In an environment where IT chiefs are expected to deliver not just technology excellence but meet cost savings under mandates from the Office of Management and Budget, here are three tips to keep acquisition a focal part of the IT game plan:
Keep Your Hand in the Cookie Jar
The CIO needs to control the dollars whenever possible, says Robert Woods, president of Topside Consulting Group and a veteran of 29 years of government IT service. In many agencies, the program managers have budget authority and the CIO organizations often must spend at their discretion. But given the tricky acquisition process and the lack of key acquisition employees, he thinks this isn’t always the best approach.
Budget authority is crucial, says Woods. “There’s an Al Capone saying: ‘You can get more done with a kind word and a gun than with just a kind word.’ I’m with Al Capone: Get the money.”
Provide Cover for the Acquisition Workforce You Do Have
The acquisition role in government is under attack, says Stan Soloway, president of the Professional Services Council. In the last two months, there have been nearly two dozen congressional hearings about acquisition, and the council’s surveys find that federal acquisition program managers feel under extreme pressure. It’s crucial for senior management to defend the important role that the procurement staff plays in IT, he says.
“Thirty percent of the federal budget goes to acquisitions,” says Soloway, a former acquisition reform chief for the Defense Department. “We’re simply not investing adequately in training acquisition program managers and toward giving that a major focus in government.” He suggests that CIOs take advantage of every opportunity to funnel recruiting and training dollars into acquisition and to come to the defense of the staff that they do have and be their advocates.
Identify the Right Tool for the Job
There’s earned value management; there’s Lean Six Sigma; there’s the Program Assessment Rating Tool. The list of potential ways to do IT management and acquisitions smarter, better and faster goes on and on, says Scott Cragg, chief architect at the Veterans Affairs Department.

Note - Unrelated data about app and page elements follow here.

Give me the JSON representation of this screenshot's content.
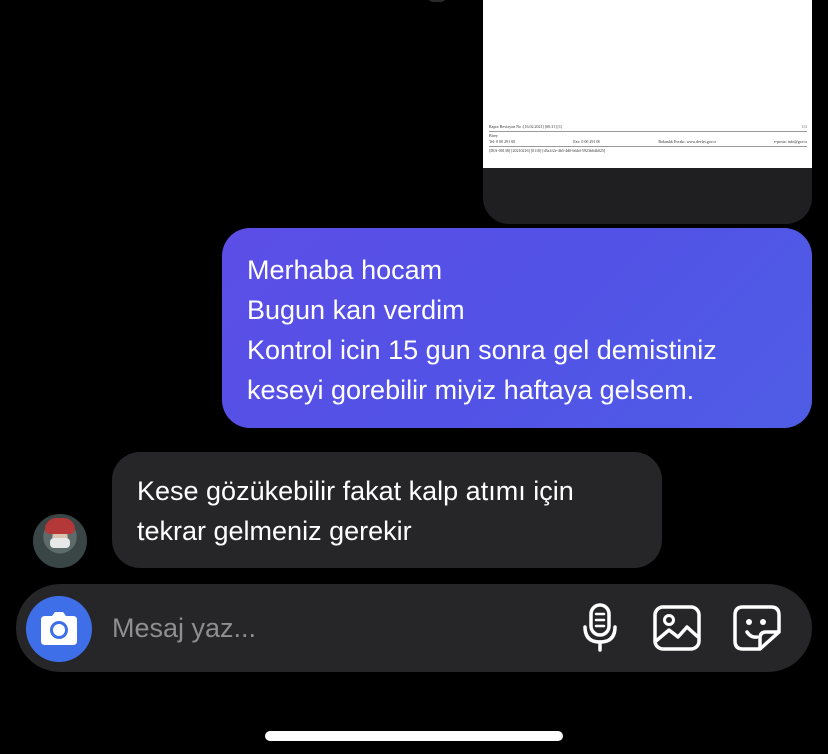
{
  "image_message": {
    "footer": {
      "line1_left": "Rapor Revizyon No :",
      "line1_mid": "[16.02.2021] [00:31] [1]",
      "line1_right": "1/1",
      "line2": "Birey",
      "line3_a": "Tel: 0 00 291 00",
      "line3_b": "Fax: 0 00 291 00",
      "line3_c": "Bakanlık Evrakı: www.devlet.gov.tr",
      "line3_d": "e-posta: info@gov.tr",
      "line4": "[DIA-00138] [20210216] [0110] [d3a1f2e-4b5-4d0-b64d-5923b64b025]"
    }
  },
  "outgoing_message": {
    "lines": [
      "Merhaba hocam",
      "Bugun kan verdim",
      "Kontrol icin 15 gun sonra gel demistiniz",
      "keseyi gorebilir miyiz haftaya gelsem."
    ]
  },
  "incoming_message": {
    "lines": [
      "Kese gözükebilir fakat kalp atımı için",
      "tekrar gelmeniz gerekir"
    ]
  },
  "composer": {
    "placeholder": "Mesaj yaz...",
    "value": ""
  },
  "icons": {
    "camera": "camera-icon",
    "mic": "microphone-icon",
    "gallery": "gallery-icon",
    "sticker": "sticker-icon"
  },
  "colors": {
    "background": "#000000",
    "outgoing_bubble": "#5452e6",
    "incoming_bubble": "#262628",
    "camera_button": "#3f6fe8",
    "placeholder": "#8e8e93"
  }
}
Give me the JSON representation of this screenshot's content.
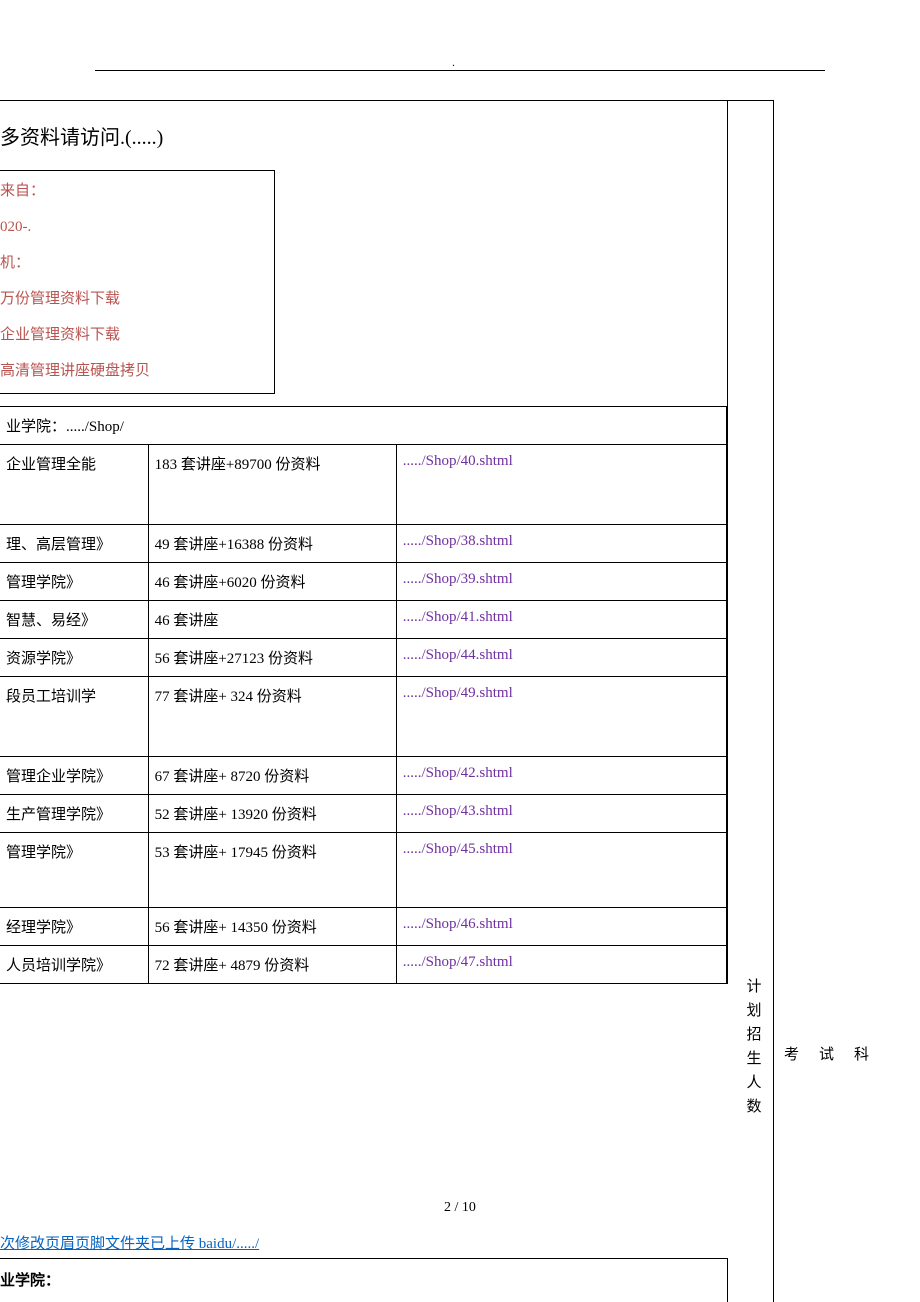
{
  "header_dot": ".",
  "title": "多资料请访问.(.....)",
  "source": {
    "line1": "来自：",
    "line2": "020-.",
    "line3": "机：",
    "line4": "万份管理资料下载",
    "line5": "企业管理资料下载",
    "line6": "高清管理讲座硬盘拷贝"
  },
  "shop_header": "业学院：...../Shop/",
  "rows": [
    {
      "c1": "企业管理全能",
      "c2": "183 套讲座+89700 份资料",
      "c3": "...../Shop/40.shtml"
    },
    {
      "c1": "理、高层管理》",
      "c2": "49 套讲座+16388 份资料",
      "c3": "...../Shop/38.shtml"
    },
    {
      "c1": "管理学院》",
      "c2": "46 套讲座+6020 份资料",
      "c3": "...../Shop/39.shtml"
    },
    {
      "c1": "智慧、易经》",
      "c2": "46 套讲座",
      "c3": "...../Shop/41.shtml"
    },
    {
      "c1": "资源学院》",
      "c2": "56 套讲座+27123 份资料",
      "c3": "...../Shop/44.shtml"
    },
    {
      "c1": "段员工培训学",
      "c2": "77 套讲座+ 324 份资料",
      "c3": "...../Shop/49.shtml"
    },
    {
      "c1": "管理企业学院》",
      "c2": "67 套讲座+ 8720 份资料",
      "c3": "...../Shop/42.shtml"
    },
    {
      "c1": "生产管理学院》",
      "c2": "52 套讲座+ 13920 份资料",
      "c3": "...../Shop/43.shtml"
    },
    {
      "c1": "管理学院》",
      "c2": "53 套讲座+ 17945 份资料",
      "c3": "...../Shop/45.shtml"
    },
    {
      "c1": "经理学院》",
      "c2": "56 套讲座+ 14350 份资料",
      "c3": "...../Shop/46.shtml"
    },
    {
      "c1": "人员培训学院》",
      "c2": "72 套讲座+ 4879 份资料",
      "c3": "...../Shop/47.shtml"
    }
  ],
  "page_num": "2 / 10",
  "footer_link": "次修改页眉页脚文件夹已上传 baidu/...../",
  "bottom_header": "业学院：",
  "vertical_label": "计划招生人数",
  "exam_label": "考试科"
}
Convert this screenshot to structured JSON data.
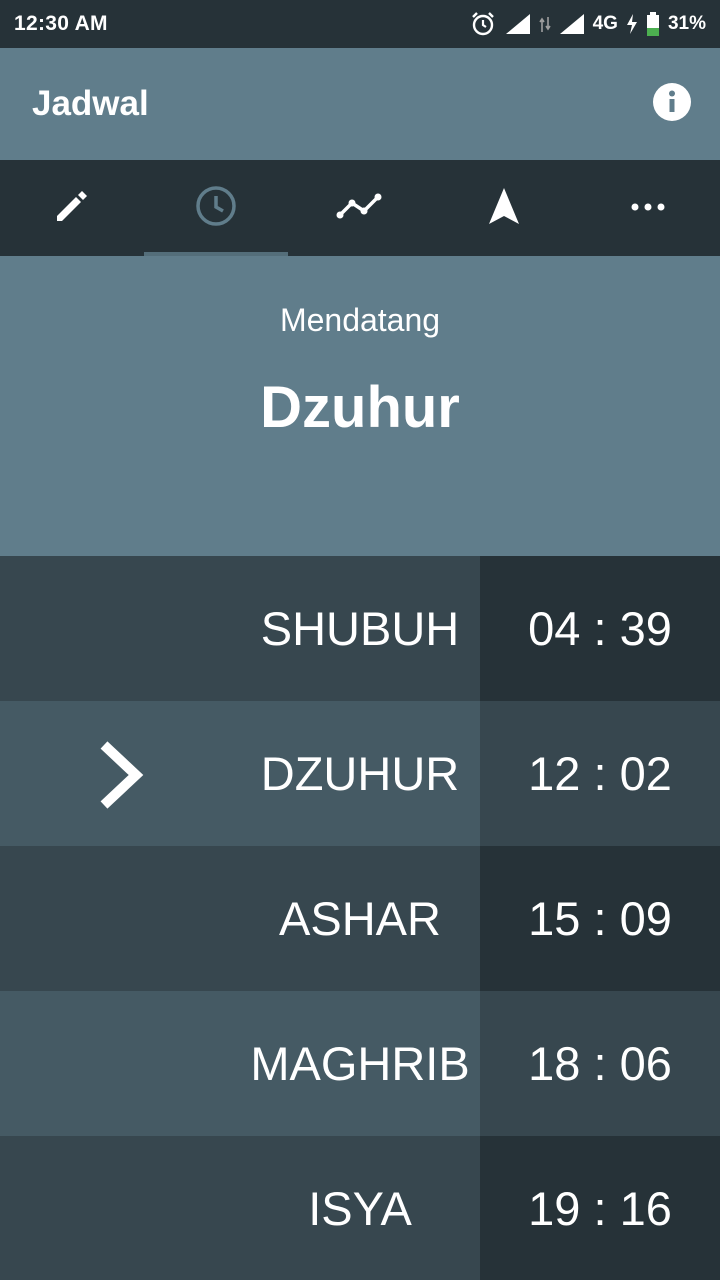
{
  "status_bar": {
    "time": "12:30 AM",
    "network": "4G",
    "battery": "31%",
    "icons": [
      "alarm-icon",
      "signal-icon",
      "data-transfer-icon",
      "signal-icon",
      "charging-icon",
      "battery-icon"
    ]
  },
  "app_bar": {
    "title": "Jadwal",
    "info_icon": "info-icon"
  },
  "tabs": [
    {
      "icon": "pencil-icon",
      "active": false
    },
    {
      "icon": "clock-icon",
      "active": true
    },
    {
      "icon": "line-chart-icon",
      "active": false
    },
    {
      "icon": "navigation-arrow-icon",
      "active": false
    },
    {
      "icon": "more-horizontal-icon",
      "active": false
    }
  ],
  "next_prayer": {
    "label": "Mendatang",
    "name": "Dzuhur"
  },
  "schedule": [
    {
      "name": "SHUBUH",
      "time": "04 : 39",
      "current": false
    },
    {
      "name": "DZUHUR",
      "time": "12 : 02",
      "current": true
    },
    {
      "name": "ASHAR",
      "time": "15 : 09",
      "current": false
    },
    {
      "name": "MAGHRIB",
      "time": "18 : 06",
      "current": false
    },
    {
      "name": "ISYA",
      "time": "19 : 16",
      "current": false
    }
  ],
  "colors": {
    "dark": "#263238",
    "mid": "#37474f",
    "light_row": "#455a64",
    "primary": "#607d8b",
    "battery_green": "#4caf50"
  }
}
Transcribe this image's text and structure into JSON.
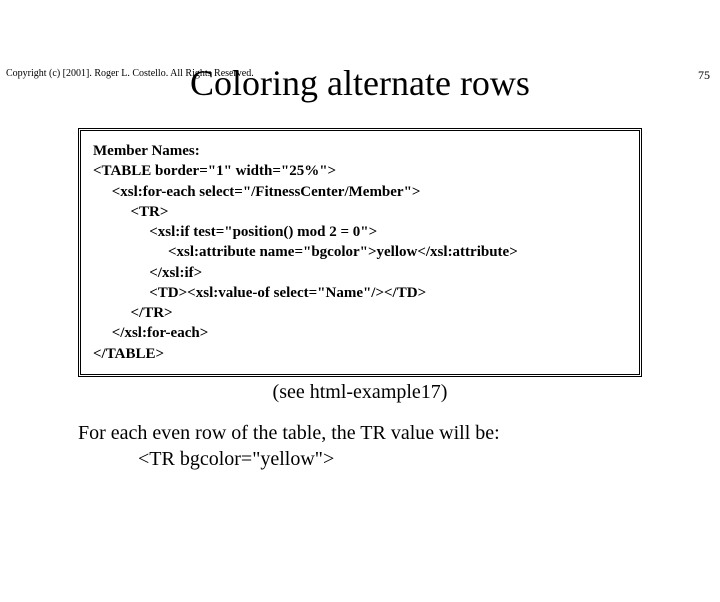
{
  "header": {
    "copyright": "Copyright (c) [2001]. Roger L. Costello. All Rights Reserved.",
    "page_number": "75"
  },
  "title": "Coloring alternate rows",
  "code": {
    "l1": "Member Names:",
    "l2": "<TABLE border=\"1\" width=\"25%\">",
    "l3": "     <xsl:for-each select=\"/FitnessCenter/Member\">",
    "l4": "          <TR>",
    "l5": "               <xsl:if test=\"position() mod 2 = 0\">",
    "l6": "                    <xsl:attribute name=\"bgcolor\">yellow</xsl:attribute>",
    "l7": "               </xsl:if>",
    "l8": "               <TD><xsl:value-of select=\"Name\"/></TD>",
    "l9": "          </TR>",
    "l10": "     </xsl:for-each>",
    "l11": "</TABLE>"
  },
  "note": "(see html-example17)",
  "explain": {
    "line1": "For each even row of the table, the TR value will be:",
    "line2": "<TR bgcolor=\"yellow\">"
  }
}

“Every day, I search for the right method and matrix to figure out how to get ahead,” says Cragg. He advises looking at what needs to get done and then reshaping the environment and applying a methodology so that the people the government hires for program management can succeed. Whether that’s acquisition or software development, this challenge is universal. The process — PART or EVM — might need to be different in different cases, Cragg says.